  • A 10 percent increase is built into the budget for a new bus contract. However, no firms bid on the contract, and the district will be working with the Cape Cod Collaborative to develop a transportation plan. Carpenter said he hopes the costs of that plan can remain within that 10 percent increase. The school committee is scheduled to meet with Collaborative officials on Jan. 10.

  • The budget includes a 10 percent increase in health insurance costs. The actual number won't be known until late January or early February, Carpenter said. Health insurance rates went up 6 percent last year.

  • A number of grants are ending and officials must decide whether to keep the programs and pay for them through the regular budget.

  • While the budget keeps staff level at the equivalent of 340.8 full-time employees, a number of positions will shift toward higher-paying support roles such as school psychologists and special education teachers. There will be the same number of employees, but the salaries will be higher, Carpenter said.

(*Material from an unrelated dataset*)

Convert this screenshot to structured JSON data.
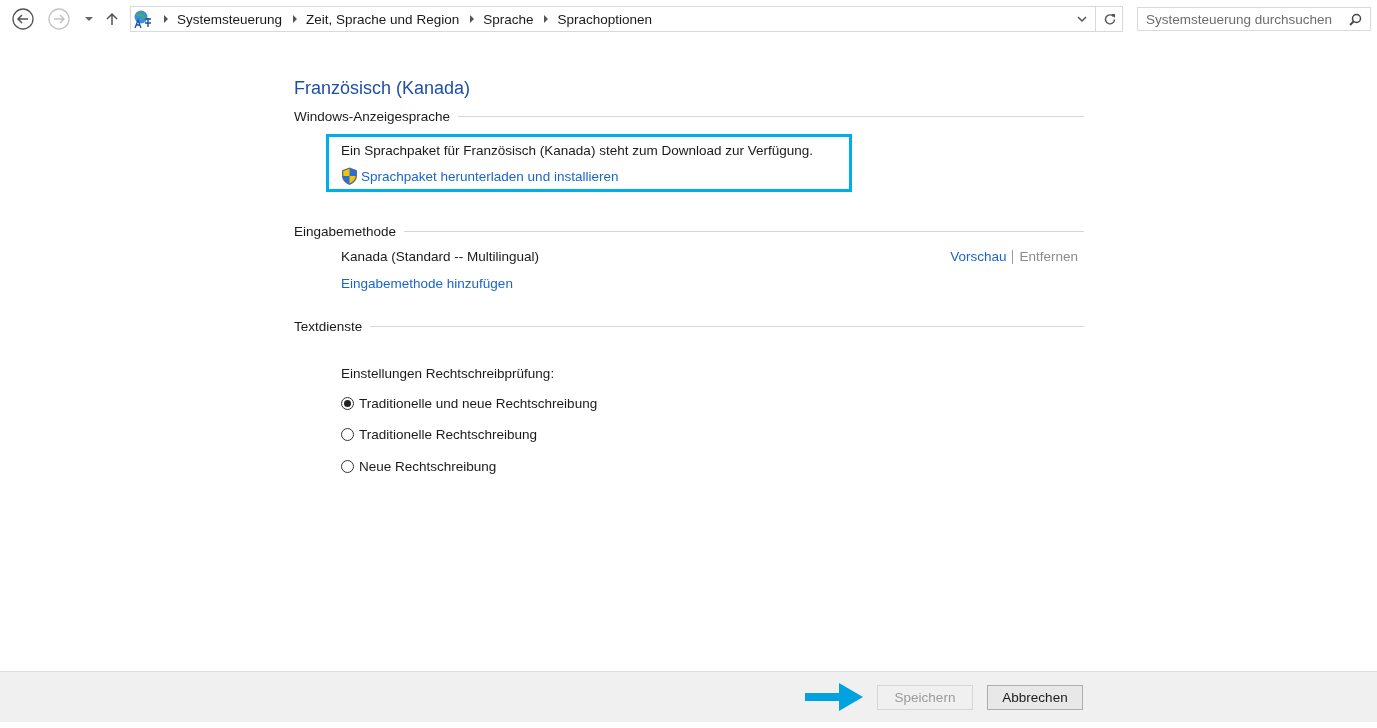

  • Because the district's teachers are working without a contract, salary levels remain uncertain.

“There's a number of different things that build up to one of those proverbial 'perfect storms' of budget season,” Carpenter said. He's asked principals and the district's central office team to be ready to meet Jan. 4, after the holiday break, to “really roll up our sleeves and prioritize what our needs are.”

Time is of the essence. The draft budget is scheduled to be presented to the school committee at its Jan. 10 meeting, and the document must be printed and released to the public the following Tuesday, Jan. 15, Carpenter said.

“It's all coming quite quickly,” he said. A public hearing on the budget is scheduled for Feb. 14 at 6 p.m.

While the overall preliminary budget increase is 5.25 percent – about $2 million – the actual bills to the towns will be higher, closer to 6.09 percent, because of the loss of grants and the small amount coming from the district's excess and deficiencies account, Carpenter said. Exactly how that will impact the towns won't be known until the state sets the required minimum contribution, which is based on a three-year rolling average of enrollment. This year that breaks down to 73.25 percent for Harwich and 26.75 percent for Chatham. Those assessments fund about 87 percent of the budget, with Chatham paying 23 percent and Harwich 64 percent of the current budget; the remaining funding comes from school choice tuition, transportation aid and Chapter 70 state aid. The total state aid won't be known until after the budget is published, Carpenter said.

While he said he understands that Harwich's 3.25 percent increase threshold represents the “wherewithal” the community can shoulder, the district has “some pretty profound needs above and beyond that number that we need to make sure get addressed,” he said.